* What you will do:
Which lines in the records below contain the word "color"? Copy each one out.
--- Data extracts ---
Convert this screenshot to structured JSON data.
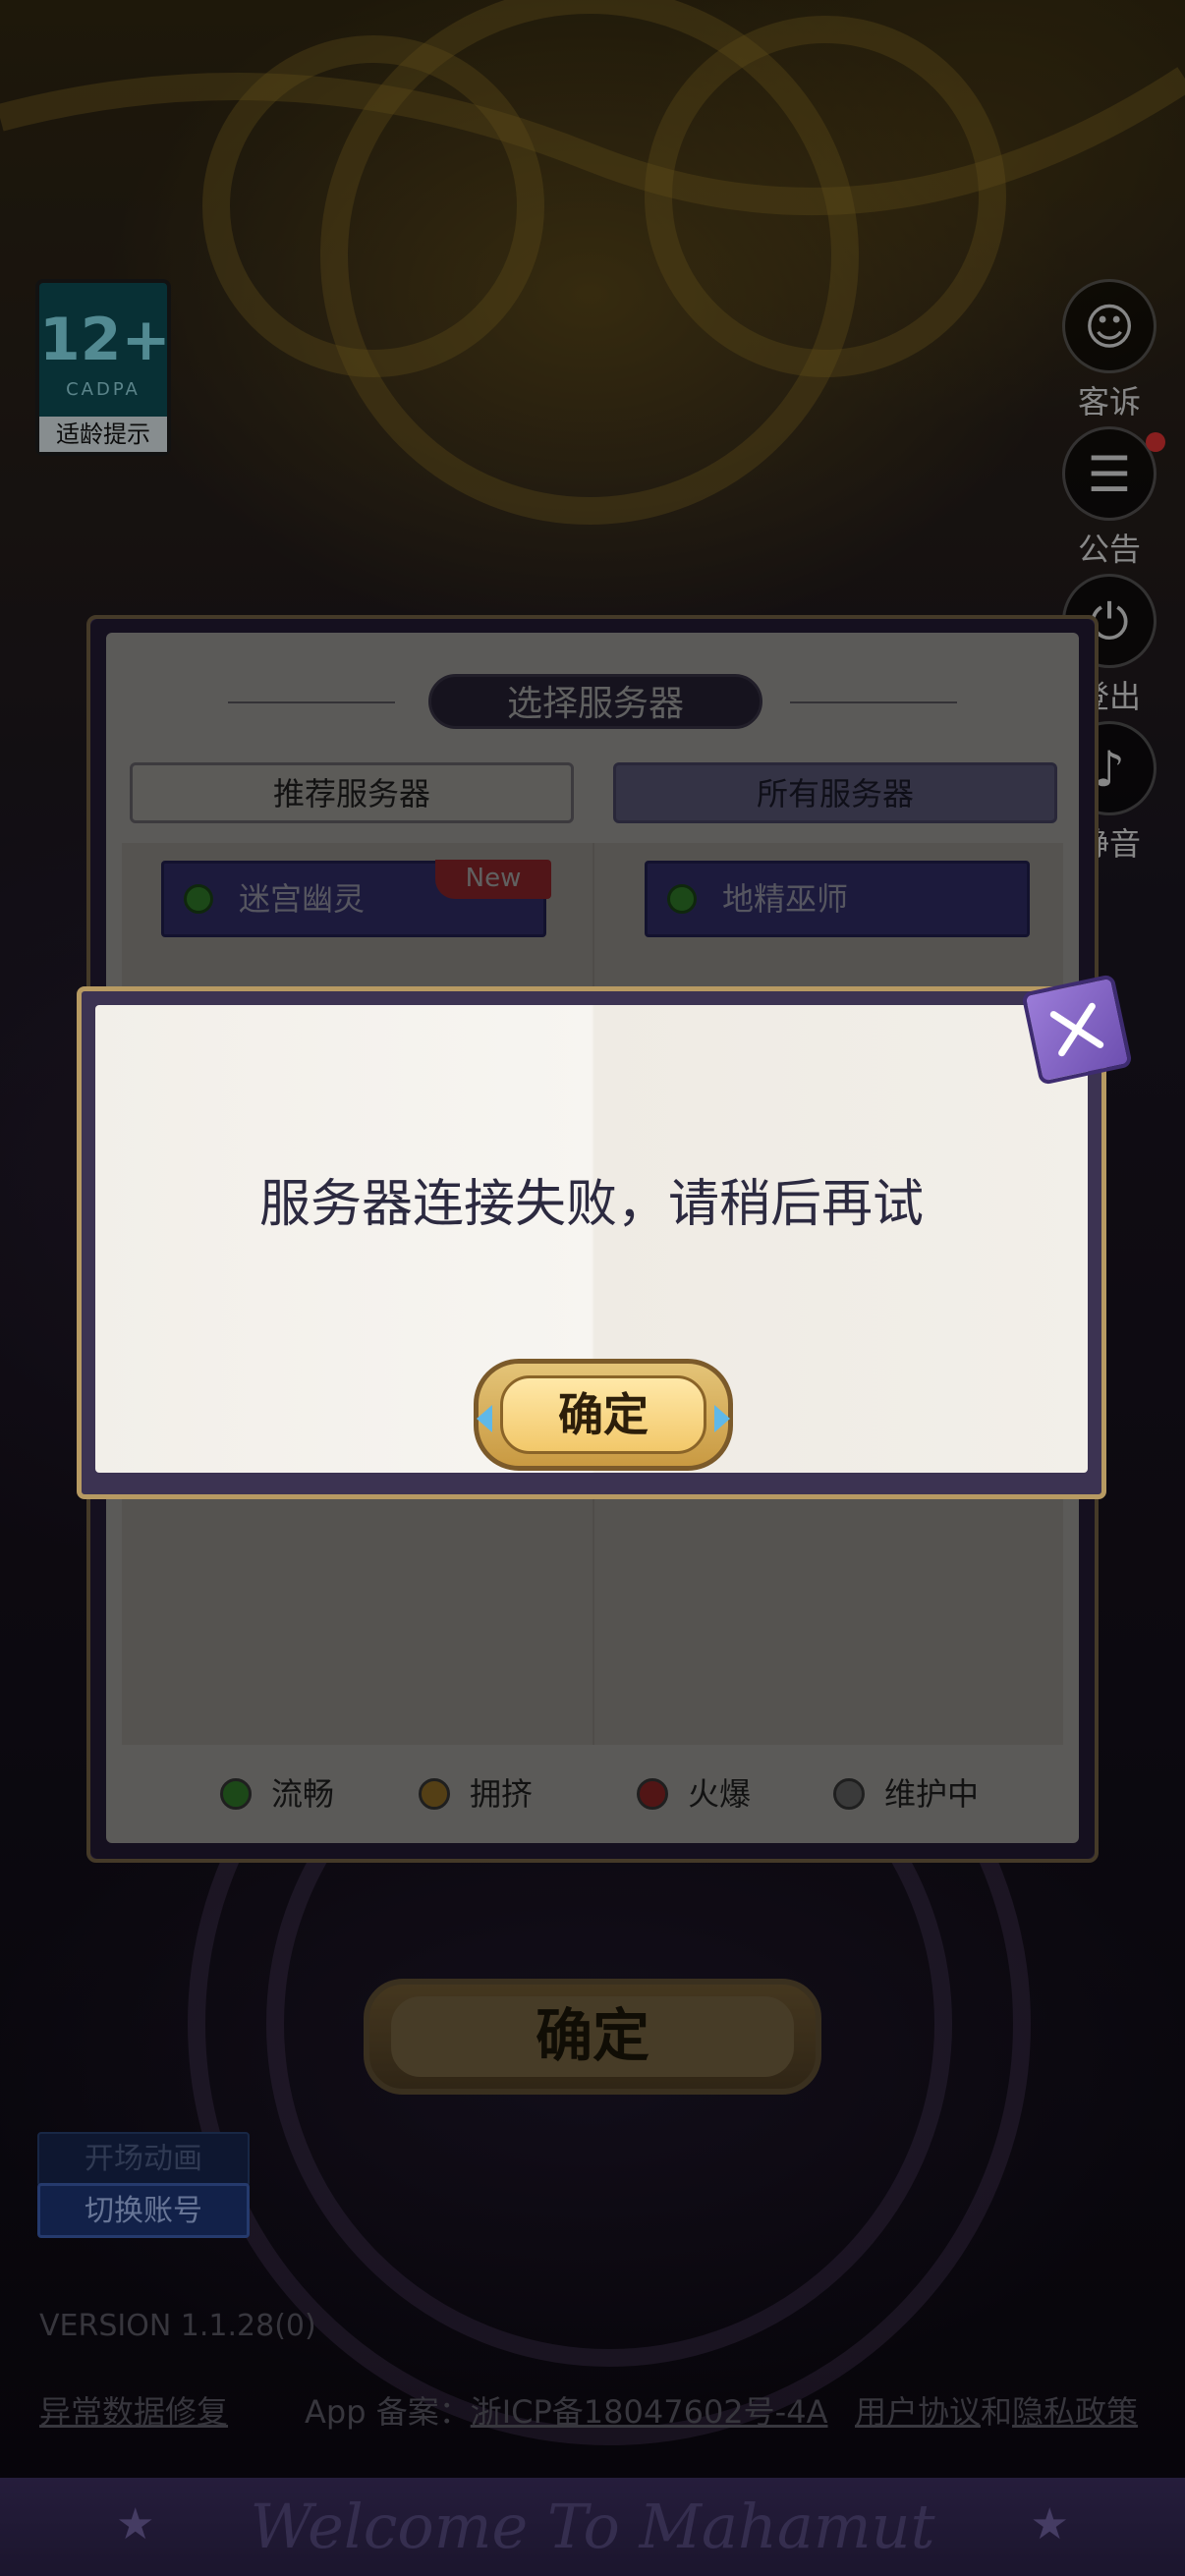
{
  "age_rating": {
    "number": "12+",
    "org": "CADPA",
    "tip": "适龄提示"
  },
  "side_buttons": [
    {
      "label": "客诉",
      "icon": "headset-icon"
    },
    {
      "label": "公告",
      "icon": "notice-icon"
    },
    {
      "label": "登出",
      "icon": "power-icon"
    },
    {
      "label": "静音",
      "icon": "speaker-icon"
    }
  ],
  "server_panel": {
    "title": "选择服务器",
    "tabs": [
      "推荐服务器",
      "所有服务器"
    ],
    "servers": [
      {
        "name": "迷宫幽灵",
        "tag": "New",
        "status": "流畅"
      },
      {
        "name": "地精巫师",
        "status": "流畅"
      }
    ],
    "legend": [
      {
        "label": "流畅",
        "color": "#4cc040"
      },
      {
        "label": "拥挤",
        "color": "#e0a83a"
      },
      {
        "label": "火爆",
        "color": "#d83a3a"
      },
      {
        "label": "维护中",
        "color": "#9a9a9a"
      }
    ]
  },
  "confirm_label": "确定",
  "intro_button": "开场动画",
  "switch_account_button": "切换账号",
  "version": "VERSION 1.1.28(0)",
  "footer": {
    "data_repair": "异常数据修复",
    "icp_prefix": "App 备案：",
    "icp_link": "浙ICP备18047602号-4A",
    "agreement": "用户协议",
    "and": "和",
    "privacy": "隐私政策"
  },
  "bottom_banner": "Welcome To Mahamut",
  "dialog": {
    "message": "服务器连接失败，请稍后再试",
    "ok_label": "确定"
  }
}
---
* Solution to the problem:
        "color": "#4cc040"
        "color": "#e0a83a"
        "color": "#d83a3a"
        "color": "#9a9a9a"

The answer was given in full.